**Problem description**
What is the number of lines in the entries that contain the word "operation"? Reply with that number only.
======
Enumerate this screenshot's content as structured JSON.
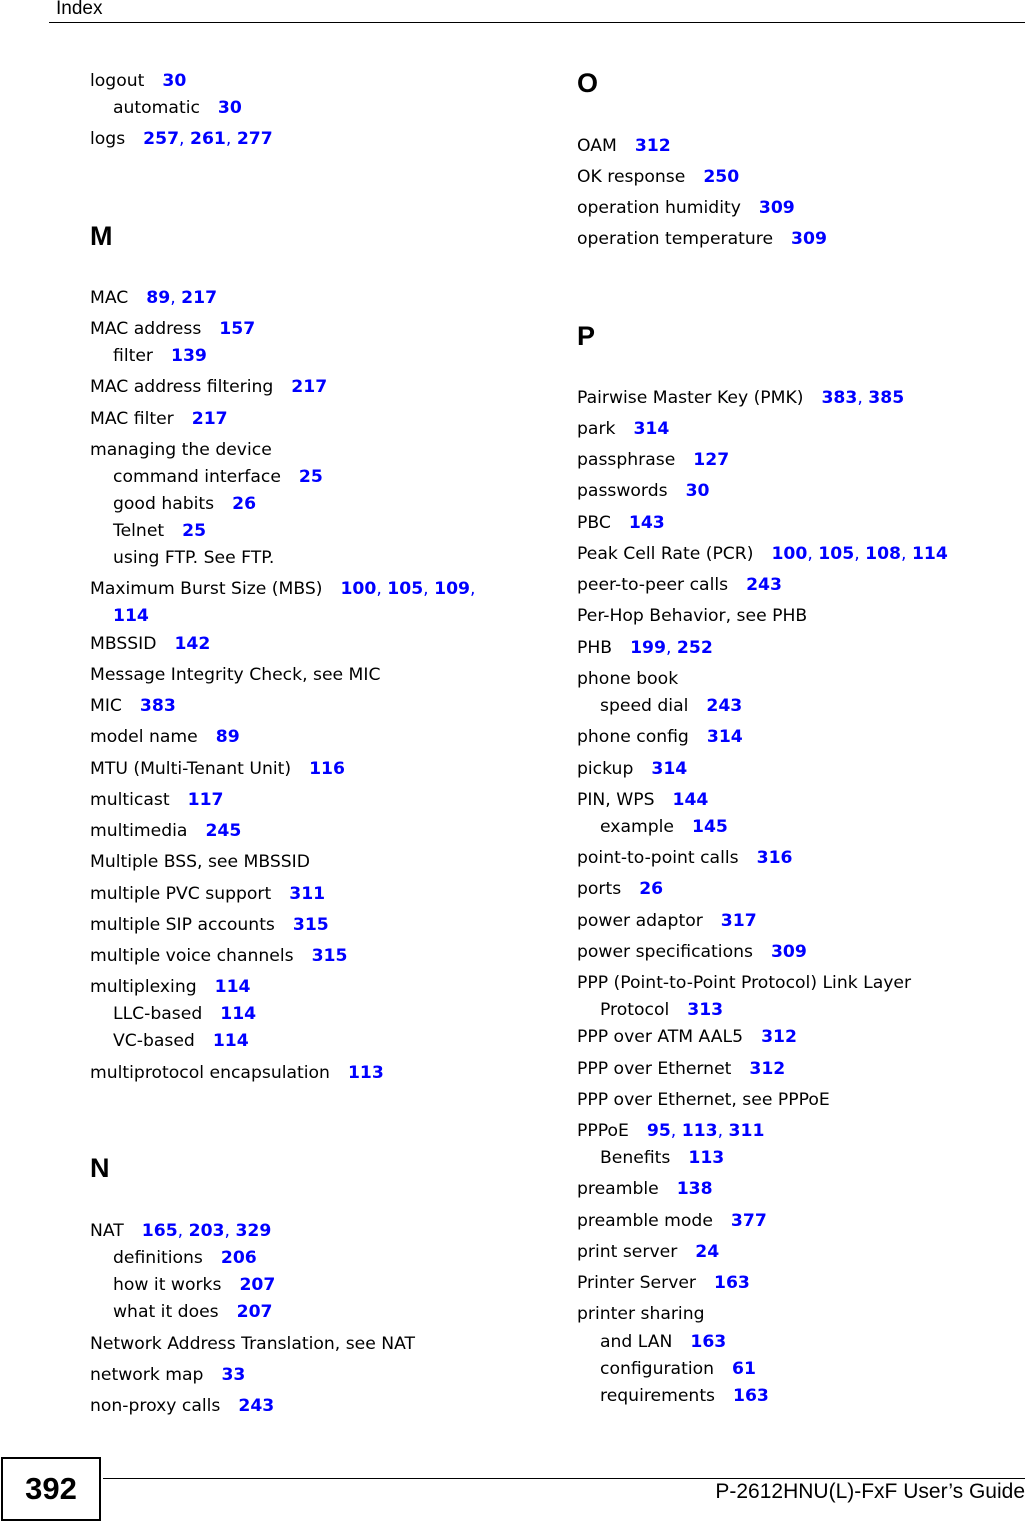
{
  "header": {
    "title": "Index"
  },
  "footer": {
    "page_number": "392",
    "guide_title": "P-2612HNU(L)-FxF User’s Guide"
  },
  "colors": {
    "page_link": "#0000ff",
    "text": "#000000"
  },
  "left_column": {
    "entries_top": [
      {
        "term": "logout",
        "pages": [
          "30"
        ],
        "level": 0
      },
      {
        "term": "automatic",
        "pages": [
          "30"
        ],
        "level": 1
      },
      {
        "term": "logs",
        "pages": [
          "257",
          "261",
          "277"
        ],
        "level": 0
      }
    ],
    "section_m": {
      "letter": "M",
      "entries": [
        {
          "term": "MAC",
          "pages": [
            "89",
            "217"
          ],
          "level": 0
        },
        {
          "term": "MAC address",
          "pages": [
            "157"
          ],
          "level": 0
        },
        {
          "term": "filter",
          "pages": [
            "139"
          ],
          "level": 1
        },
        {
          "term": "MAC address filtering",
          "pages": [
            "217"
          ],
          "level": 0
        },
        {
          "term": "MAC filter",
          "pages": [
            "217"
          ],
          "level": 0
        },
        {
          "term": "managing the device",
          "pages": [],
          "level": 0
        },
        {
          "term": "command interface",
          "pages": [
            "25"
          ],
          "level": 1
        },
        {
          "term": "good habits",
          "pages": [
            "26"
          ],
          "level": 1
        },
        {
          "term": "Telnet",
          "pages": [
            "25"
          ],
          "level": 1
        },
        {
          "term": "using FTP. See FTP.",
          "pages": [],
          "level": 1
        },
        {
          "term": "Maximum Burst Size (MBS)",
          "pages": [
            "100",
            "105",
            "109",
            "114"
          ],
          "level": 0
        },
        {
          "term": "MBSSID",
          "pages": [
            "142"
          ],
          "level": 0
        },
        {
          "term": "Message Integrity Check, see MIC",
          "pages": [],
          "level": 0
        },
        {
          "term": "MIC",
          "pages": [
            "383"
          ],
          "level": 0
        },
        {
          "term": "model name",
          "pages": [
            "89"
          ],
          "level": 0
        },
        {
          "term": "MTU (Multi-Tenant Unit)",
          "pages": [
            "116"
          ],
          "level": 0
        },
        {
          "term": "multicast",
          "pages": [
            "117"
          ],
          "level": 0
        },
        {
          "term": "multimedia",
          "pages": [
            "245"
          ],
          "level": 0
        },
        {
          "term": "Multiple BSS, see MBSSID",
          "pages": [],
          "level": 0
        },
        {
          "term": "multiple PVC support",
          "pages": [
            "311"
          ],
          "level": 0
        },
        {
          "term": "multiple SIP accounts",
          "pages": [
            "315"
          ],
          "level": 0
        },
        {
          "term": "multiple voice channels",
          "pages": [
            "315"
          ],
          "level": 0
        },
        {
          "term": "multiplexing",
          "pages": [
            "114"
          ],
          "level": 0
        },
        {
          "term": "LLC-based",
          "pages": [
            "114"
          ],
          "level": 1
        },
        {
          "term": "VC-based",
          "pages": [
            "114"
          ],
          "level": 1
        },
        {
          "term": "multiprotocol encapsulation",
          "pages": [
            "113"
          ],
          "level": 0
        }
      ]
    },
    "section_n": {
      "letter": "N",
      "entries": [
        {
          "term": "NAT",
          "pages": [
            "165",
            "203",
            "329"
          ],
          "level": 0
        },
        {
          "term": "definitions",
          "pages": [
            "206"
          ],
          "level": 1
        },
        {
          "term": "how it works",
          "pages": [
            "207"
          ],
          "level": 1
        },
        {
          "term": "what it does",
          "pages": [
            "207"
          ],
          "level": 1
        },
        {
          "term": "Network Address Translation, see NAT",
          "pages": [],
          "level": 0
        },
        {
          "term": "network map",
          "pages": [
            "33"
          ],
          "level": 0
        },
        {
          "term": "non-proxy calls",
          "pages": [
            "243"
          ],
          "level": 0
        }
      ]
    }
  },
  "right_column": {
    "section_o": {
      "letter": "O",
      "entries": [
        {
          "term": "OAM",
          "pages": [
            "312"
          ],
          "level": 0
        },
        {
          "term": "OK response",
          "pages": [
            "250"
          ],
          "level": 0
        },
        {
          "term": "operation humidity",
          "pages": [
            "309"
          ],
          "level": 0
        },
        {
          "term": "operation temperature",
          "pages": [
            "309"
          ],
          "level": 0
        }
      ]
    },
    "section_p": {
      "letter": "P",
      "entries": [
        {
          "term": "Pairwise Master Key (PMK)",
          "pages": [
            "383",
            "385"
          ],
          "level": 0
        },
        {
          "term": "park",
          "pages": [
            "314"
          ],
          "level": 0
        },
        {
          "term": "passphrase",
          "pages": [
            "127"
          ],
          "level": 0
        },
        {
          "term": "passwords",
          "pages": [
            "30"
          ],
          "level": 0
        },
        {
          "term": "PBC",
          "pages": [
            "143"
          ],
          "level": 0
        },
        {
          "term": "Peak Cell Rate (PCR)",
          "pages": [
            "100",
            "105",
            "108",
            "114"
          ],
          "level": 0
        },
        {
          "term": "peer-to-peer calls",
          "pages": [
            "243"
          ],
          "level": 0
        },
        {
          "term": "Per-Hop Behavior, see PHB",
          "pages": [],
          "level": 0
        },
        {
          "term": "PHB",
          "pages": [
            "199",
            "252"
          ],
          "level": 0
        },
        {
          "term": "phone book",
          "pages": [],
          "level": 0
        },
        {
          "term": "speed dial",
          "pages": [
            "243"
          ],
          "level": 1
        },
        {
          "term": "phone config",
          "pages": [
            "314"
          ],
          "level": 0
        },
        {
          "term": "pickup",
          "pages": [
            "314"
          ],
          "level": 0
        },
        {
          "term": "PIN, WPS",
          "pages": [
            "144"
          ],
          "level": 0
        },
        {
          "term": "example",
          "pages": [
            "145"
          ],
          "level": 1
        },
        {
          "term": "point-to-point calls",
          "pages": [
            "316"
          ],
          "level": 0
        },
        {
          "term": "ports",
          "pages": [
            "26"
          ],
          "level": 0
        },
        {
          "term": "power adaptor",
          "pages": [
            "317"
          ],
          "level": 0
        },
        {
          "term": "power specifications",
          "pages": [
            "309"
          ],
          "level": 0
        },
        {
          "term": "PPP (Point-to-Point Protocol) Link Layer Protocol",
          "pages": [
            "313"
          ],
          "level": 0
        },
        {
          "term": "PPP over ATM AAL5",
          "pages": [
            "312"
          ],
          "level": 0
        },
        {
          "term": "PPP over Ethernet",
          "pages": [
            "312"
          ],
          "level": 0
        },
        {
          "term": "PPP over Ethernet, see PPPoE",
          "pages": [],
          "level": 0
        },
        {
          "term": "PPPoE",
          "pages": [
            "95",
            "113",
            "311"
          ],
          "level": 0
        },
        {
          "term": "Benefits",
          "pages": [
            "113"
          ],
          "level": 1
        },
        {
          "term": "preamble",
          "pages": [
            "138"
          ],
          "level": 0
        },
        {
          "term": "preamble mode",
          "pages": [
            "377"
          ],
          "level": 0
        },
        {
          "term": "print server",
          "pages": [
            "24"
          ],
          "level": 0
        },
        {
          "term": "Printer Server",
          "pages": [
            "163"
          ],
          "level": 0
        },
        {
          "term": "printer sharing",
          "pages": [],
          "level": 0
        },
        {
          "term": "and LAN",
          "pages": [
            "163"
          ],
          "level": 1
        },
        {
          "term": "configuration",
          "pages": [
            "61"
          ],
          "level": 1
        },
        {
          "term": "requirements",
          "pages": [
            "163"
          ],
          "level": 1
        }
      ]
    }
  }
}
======
**Output below**
2